> [WHAT IS REQUIRED]:
In the records below, tally each line that contains the word "window" and give the total only.
*** Opening DATASET CONTENT ***
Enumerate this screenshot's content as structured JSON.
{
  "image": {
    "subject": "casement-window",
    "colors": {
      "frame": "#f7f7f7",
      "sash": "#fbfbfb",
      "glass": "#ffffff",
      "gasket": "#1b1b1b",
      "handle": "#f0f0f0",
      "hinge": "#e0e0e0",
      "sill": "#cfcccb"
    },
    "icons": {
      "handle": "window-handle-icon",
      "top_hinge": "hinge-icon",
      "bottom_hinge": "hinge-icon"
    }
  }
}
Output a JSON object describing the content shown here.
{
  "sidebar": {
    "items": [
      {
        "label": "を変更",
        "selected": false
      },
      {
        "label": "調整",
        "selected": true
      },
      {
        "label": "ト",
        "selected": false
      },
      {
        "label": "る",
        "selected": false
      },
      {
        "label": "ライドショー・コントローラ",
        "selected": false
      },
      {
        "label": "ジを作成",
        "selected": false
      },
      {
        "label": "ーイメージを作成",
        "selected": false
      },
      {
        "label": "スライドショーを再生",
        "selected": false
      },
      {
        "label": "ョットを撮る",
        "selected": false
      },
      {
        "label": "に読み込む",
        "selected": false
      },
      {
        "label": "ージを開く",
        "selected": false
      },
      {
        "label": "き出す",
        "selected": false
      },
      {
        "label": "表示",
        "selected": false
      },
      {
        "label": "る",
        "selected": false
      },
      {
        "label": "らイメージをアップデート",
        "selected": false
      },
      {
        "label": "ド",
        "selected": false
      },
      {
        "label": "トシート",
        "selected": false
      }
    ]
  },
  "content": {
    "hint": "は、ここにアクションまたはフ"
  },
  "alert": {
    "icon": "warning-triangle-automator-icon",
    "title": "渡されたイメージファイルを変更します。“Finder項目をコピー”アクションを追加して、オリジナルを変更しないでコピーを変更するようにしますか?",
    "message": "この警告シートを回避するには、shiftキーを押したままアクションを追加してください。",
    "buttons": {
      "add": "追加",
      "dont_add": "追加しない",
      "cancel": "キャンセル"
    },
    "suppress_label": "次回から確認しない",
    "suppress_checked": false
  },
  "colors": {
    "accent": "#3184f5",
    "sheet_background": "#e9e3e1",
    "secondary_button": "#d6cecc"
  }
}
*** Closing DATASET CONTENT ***
> [TASK OUTPUT]:
2